n of glucose to pyruvate. --9 intermediate products are formed. 1. 2 ATP are added 2. 2 NADH are produced. NADH, a conenzyme, forms when NAD+ combine with 2 energy rich electrons and H+. 3. 4 ATP are produced 4. 2 pyruvate are formed. ***Glycolysis takes 1 glucose and turns it into 2 pyruvate, 2 NADH, and a net of 2 ATP (made 4, but used 2). Occurs in the cytosol. The Krebs Cycle: At the end of Glycolysis, pyruvate moves into the krebs cycle. (occurs to both pyruvate produced from glycolysis) 1. Pyruvate to acetyl CoA. Pyruvate combines with comenzyme A to produce acetyl CoA. In that reaction, 1 NADH and 1 CO2 are also produced. 2. Krebs Cycle: 3 NADH, 1 FADH2, 1 ATP, CO2. The Krebs cycle begins when acetyl CoA combines with OAA (oxaloacetate) to form citrate. There are seven intermediate products. Along the way, 3 NADH and 1 FADH2 are made, and CO2 is released. FADH2 is a conenzyme, accepting the electrons during a reaction. Because the first product made from acetyl CoA is the 3-carbon citrate (citric acid), the Krebs cycle is also known as the citric acid cycle, or the tricarbosylic acid cycle. **CO2 produced is what animals exhale.

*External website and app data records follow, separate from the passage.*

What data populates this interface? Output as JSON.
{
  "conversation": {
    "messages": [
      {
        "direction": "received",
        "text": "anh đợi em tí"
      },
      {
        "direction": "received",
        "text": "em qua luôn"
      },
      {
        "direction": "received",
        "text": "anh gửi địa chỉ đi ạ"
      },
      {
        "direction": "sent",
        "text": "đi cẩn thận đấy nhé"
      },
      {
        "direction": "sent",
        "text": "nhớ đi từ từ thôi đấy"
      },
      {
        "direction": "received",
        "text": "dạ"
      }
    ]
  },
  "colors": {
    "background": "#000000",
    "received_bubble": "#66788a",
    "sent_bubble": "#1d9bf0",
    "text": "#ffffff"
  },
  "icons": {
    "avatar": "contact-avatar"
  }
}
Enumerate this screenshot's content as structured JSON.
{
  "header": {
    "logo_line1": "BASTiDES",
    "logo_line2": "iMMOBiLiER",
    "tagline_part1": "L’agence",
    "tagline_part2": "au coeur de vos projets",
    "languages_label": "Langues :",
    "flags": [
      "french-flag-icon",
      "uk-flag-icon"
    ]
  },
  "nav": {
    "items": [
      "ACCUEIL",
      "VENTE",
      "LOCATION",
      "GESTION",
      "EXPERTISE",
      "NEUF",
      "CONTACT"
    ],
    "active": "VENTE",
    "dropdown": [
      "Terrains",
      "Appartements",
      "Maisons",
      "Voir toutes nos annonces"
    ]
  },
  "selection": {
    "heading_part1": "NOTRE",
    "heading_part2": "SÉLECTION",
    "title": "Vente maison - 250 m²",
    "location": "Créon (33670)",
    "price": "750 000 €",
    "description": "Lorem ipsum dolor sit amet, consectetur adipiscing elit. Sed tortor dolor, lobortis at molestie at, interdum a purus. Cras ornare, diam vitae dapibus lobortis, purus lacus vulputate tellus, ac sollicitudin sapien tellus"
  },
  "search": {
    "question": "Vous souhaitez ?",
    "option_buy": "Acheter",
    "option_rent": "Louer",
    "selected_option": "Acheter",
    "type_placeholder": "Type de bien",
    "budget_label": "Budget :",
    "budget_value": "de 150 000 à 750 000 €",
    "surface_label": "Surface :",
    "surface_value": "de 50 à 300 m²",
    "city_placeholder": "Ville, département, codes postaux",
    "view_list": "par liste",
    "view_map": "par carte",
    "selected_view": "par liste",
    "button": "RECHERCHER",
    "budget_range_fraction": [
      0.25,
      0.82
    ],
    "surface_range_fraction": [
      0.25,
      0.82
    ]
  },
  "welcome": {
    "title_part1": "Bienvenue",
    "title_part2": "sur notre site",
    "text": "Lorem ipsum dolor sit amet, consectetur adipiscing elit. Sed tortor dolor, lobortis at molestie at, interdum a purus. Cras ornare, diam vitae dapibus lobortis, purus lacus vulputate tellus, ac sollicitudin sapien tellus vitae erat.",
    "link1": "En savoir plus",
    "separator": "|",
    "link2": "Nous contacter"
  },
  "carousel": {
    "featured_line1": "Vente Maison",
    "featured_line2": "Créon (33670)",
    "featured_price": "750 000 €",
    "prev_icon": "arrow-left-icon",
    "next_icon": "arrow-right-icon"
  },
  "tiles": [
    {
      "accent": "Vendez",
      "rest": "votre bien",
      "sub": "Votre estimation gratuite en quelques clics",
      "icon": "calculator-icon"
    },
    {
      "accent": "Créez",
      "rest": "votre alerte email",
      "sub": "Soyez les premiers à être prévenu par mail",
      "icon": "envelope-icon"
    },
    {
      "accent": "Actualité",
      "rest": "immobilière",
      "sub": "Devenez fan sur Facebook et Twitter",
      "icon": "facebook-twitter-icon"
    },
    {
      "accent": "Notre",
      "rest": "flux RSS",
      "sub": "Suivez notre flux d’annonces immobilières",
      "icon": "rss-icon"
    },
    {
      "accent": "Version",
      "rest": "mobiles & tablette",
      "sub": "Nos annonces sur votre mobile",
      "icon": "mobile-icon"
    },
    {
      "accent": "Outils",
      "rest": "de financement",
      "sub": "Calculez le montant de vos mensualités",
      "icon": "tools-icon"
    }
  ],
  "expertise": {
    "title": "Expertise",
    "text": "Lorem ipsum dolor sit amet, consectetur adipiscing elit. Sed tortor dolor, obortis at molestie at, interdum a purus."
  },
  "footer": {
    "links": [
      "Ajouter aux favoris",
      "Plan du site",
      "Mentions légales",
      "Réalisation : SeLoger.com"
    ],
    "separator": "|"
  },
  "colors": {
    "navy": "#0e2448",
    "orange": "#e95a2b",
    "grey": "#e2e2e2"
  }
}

Oxidative Phosphorylation:

Process of extracting ATP from NADH and FADH2. Electrons from NADH and FADH2 pass along an electron transport chain. The chain consists of proteins that pass these electrons from one carrier protein to the next. Along each step of the chain, the electrons give up energy used to phosphorylate ADP to ATP. NADH provides electrons that have enough energy to generate about 3 ATP, while FADH2 generates about 2 ATP. ***The final electron acceptor of the electron transport chain is oxygen. The O2 accepts the two electrons and, together with 2 H+ forms water.
*The total ATP yield from Cellular Respiration is theoretically 36 ATP. (would be 38 but 2 NADH that are produced during Glycolysis must be transported into the mitochondria for oxidative Phosphorylation)

Mitochondria: The two major processes of aerobic respiration (Krebs cycle and oxidative Phosphorylation) occurs in the mitochondria. Areas of the Mitochondria: 1. Outer membranedouble player of phospholipids 2. Intermembrane spacenarrow area btwn the inner and outer membranes. H+ ions accumulate here. 3. Inner membranealso a double phospholipid bilayer, has convolutions called cristae. Oxidative Phosphorylation occurs here. Within the membrane and the cristae, the electron transport chain, consisting of a series of protein complexes, removes electrons from NADH and FADH2 and transports H+ ions from the matrix to the intermembrane space. 4. Matrixfluid material that fills the area inside of the inner membrane. The Krebs cycle and the conversion of pyruvate to acetyl CoA occur here. Chemiosmosis: the process to produce ATP in mitochondria and chloroplasts. H+, from the electron transport system, build up one side of the membrane and diffuse through an ion channel, known as the ATP synthase complex. This produces an electrochemical gradient, which provides the energy for the phosphorylation of ADPATP.

Two Types of Phosphorylation:

Metabolic processes for generating ATP: 1. Substrate level Phosphorylationoccurs when a phosphate group and its associated energy is transferred to ADP to form ATP. The substrate molecule (the molecule with the phosphate group) donates the high energy phosphate group. **Occurs during Glycolysis. 2. Oxidative Phosphorylationoccurs when a phosphate group is added to ADP to form ATP, but the energy for the bond does not accompany the phosphate group. Instead, electrons in the electron transport chain of oxidative Phosphorylation supply the energy. That energy is used to generate the H+ gradient which, in turn, supplies energy to ATP synthases to generate ATP from ADP and a phosphate group. Anaerobic Respiration: Anaerobic respiration occurs in the cytoplasm when no oxygen is present for the cell to continue respiration after glycolysis. There are two common forms of anaerobic respiration: Alcoholic fermentation occurs in plants, fungi, and bacteria. Each pyruvate is converted to a molecule of ethanol and one NADH is used in the reaction. 1. Pyruvate to acetaldehydefor each pyruvate, 1 CO2 and 1 acetaldehyde are produced. 2. Acetaldehyde to ethanol. The energy is NADH is used to drive the reaction, releasing NAD+. For each acetaldehyde, 1 ethanol is made and 1 NAD+ is produced. The ethanol produced here is the source of alcohol in beer. **the purpose is to release NAD+ for use by Glycolysis. Results in 2 ATP from Glycolysis for each 2 converted pyruvate. Lactate fermentation occurs in animals. Each pyruvate is converted to lactate and one NADH is used. In the process, NADH gives up its electrons to form NAD+, which can then be used for Glycolysis.